Did you know lightning strikes the United States at least 30 million times each year? Or around the world, lightning bolts strike 100 times each second? Due to the severity and frequency of storms, they are known to cause irreversible damage that can devastate families and businesses. Many of these storms are also associated with tornadoes and hail.
Floods are a disaster that can result in an extensive amount of damage. The excessive amount of water and moisture harm your home’s building materials, furnishings, and your personal belongings. As porous materials and items absorb the moisture, their structure weakens, leading to serious damage. But as with any situation involving excess water, there’s also an increased possibility for mold growth.
Mold growth is common in water damage situations, because such damage provides an ideal environment for mold to grow.
The two key components needed for mold growth are food and moisture. With water damage in a home, mold spores get both. Mold uses the cellulose in drywall, wood, and other organic building materials as a food source and gets water from the flooding.
Once mold begins to grow, it causes damage of its own. When mold consumes cellulose from your home’s building materials, it’s actually eating away at the material. So on top of the water damage, there’s also mold damage to worry about.
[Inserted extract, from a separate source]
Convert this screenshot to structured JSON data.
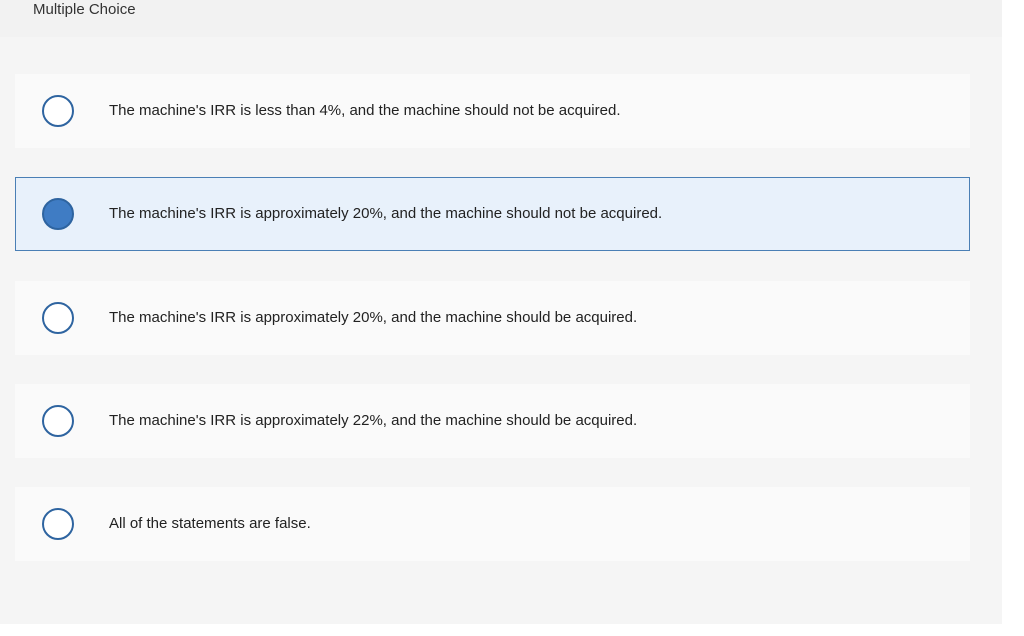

If you act quickly enough, then you can prevent mold or remove mold before it spreads further and creates an even larger disaster.
Continue reading for help on what you can do about mold after your home floods.
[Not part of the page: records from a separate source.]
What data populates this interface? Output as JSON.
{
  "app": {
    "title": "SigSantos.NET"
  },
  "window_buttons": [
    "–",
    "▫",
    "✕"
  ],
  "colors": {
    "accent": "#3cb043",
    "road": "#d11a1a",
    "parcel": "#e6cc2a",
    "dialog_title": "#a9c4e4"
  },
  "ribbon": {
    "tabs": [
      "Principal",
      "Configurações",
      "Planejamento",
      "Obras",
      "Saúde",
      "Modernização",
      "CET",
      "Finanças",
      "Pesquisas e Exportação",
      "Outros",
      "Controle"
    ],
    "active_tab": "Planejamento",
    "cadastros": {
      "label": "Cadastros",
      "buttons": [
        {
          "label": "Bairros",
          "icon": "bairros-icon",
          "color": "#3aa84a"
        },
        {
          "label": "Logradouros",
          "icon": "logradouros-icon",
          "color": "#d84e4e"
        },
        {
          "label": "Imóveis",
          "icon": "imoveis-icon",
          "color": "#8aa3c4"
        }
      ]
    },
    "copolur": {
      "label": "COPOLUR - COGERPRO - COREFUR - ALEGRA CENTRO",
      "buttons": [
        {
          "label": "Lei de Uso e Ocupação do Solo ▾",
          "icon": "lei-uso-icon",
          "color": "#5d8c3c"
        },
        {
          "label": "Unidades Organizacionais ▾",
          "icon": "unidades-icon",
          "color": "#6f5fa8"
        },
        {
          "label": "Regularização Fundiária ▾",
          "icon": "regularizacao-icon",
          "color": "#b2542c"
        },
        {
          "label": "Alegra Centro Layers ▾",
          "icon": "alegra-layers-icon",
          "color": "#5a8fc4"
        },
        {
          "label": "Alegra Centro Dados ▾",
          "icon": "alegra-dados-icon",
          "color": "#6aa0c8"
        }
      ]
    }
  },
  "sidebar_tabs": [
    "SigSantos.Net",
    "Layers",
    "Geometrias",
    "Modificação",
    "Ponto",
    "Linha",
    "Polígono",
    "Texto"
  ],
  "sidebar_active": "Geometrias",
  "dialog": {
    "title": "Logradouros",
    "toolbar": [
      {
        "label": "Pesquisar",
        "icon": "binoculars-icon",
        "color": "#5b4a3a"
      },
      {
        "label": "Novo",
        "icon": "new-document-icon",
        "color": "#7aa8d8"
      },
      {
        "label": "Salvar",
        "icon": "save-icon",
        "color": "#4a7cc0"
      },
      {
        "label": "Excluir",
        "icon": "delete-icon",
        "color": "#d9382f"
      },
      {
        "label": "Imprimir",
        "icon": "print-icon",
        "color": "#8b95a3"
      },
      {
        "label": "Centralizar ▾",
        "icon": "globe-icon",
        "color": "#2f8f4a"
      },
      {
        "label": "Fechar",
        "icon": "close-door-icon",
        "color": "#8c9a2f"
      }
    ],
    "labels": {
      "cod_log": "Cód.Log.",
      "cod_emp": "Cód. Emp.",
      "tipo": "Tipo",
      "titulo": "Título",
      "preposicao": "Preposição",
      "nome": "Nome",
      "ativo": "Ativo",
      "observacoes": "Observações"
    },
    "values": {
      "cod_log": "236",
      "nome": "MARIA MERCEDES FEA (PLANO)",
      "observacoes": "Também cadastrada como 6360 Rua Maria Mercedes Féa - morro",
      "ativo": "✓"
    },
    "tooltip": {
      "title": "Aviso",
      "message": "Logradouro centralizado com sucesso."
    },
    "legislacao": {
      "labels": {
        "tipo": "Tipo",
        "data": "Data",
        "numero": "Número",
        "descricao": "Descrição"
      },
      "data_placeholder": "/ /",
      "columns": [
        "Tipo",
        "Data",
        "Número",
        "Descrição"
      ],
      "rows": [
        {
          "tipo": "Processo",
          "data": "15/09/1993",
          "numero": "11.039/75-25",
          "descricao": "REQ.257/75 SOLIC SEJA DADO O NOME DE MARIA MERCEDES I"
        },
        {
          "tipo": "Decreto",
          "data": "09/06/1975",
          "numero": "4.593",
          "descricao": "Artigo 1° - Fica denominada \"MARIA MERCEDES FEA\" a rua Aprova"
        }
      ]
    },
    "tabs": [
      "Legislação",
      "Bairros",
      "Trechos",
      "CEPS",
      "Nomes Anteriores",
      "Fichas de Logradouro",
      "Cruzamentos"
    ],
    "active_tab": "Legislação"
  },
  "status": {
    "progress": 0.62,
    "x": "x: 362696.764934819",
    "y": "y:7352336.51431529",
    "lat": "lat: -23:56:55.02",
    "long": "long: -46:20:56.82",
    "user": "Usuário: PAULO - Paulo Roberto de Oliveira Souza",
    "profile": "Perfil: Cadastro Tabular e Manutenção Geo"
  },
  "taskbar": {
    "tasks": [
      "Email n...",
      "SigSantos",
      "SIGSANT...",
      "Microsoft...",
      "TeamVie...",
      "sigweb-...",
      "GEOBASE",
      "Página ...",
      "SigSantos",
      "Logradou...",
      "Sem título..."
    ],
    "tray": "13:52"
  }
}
Be Cautious and Smart
Mold can begin to grow within 24 hours of the initial flooding, so it’s important to act immediately for the sake of mold prevention. However, you should not reenter your home until it has been deemed safe to do so. From unstable structures to contaminated water, there are various reasons that it could be dangerous to go back into your home.
Protect Undamaged Items
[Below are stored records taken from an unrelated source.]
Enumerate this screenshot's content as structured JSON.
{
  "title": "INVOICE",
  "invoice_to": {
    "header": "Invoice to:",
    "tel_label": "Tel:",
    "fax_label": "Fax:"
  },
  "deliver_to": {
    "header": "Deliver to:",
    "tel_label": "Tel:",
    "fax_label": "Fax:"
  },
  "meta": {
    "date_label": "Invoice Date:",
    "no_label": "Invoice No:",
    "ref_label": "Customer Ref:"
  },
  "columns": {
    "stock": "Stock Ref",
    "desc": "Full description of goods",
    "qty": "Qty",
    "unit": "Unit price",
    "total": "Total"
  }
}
Once you’re allowed to go back into your home, you’ll want to take your undamaged items and belongings elsewhere. The less you have to clean or restore, the better. But if you leave unharmed items in your damaged home, then they are susceptible to becoming harmed. Prevent this by storing them in a dry, safe place offsite.
Extract the Floodwater and Moisture
The less moisture there is around, the less chance there is that mold will grow. Even if mold has started to grow already, removing the excess water and/or moisture in the property will help limit the damage from spreading further.
It may not be plausible for you to extract all of the water yourself, but it’s important that you get rid of as much of it as you can. If you have a water pump, feel free to use it so long as it’s safe. Otherwise, mop up whatever water you can, and use buckets to get the water out from your home.
Dry Out Your Home
Drying out your home is an important step for mold prevention. So once you’ve eliminated as much water and moisture as you can, take steps to dry your home more thoroughly. If it isn’t too humid outside, open doors and windows so your home can ventilate. Open up drawers, cabinet doors, and closets as well. If it’s safe to use electrical appliances, then you can also use heaters, fans, and dehumidifiers to help dry out your home.
Remove Water-Damaged Items and Materials
In order to prevent or limit mold growth in your home after a flood, you need to remove the materials and items that have suffered water damage, such as insulation and furniture, out of your home.
Carpet, in particular, is a material you need to get rid of if it was affected by the flood. Carpeting takes a long time to dry because of its padding. If not removed, this encourages mold growth in addition to producing foul odors.
For water-damaged drywall, cut out its bottom section at least one foot above where it’s wet. Do the same for any parts of the drywall that have mold on it as well.
Be careful with anything you remove that has mold on it, because careless transportation can easily spread the mold to new areas of your home. Place the mold-infected items and materials in a plastic bag, and then move them out of your home.
Throw out any porous items and materials that absorbed water and cannot properly dry within 48 hours. The same goes for any mold-infected items that cannot be thoroughly cleaned.
Clean and Disinfect Your Home and Belongings
When your home is completely dry, then you can move on to the cleaning process. From walls to floors, take the time to clean and disinfect all surfaces in your home. This will ensure your home is restored to a safe, healthy living environment again. In general, you can use standard household cleaning products. Products like bleach and borax might not be effective at killing mold, white vinegar is highly effective for killing mold and a much safer alternative to using bleach.
Professional Mold Removal Services
If your home has suffered water damage in a flood and, as a result, has mold growth, then there are numerous ways you can handle the mold yourself. However, it’s always best to leave mold removal to the professionals. Exposing yourself to mold can negatively impact your health, and disrupting mold can even worsen the problem.
ServiceMaster Restoration and Cleaning has professional mold remediation services to help residential and commercial properties that are affected by mold. Within our mold remediation work, our trained and licensed staff uses specialized equipment and techniques to remove mold and clean/restore your property. With professional help, the mold will be removed entirely, your property will be cleaned and sanitized, and you won’t risk your health by exposing yourself to the mold.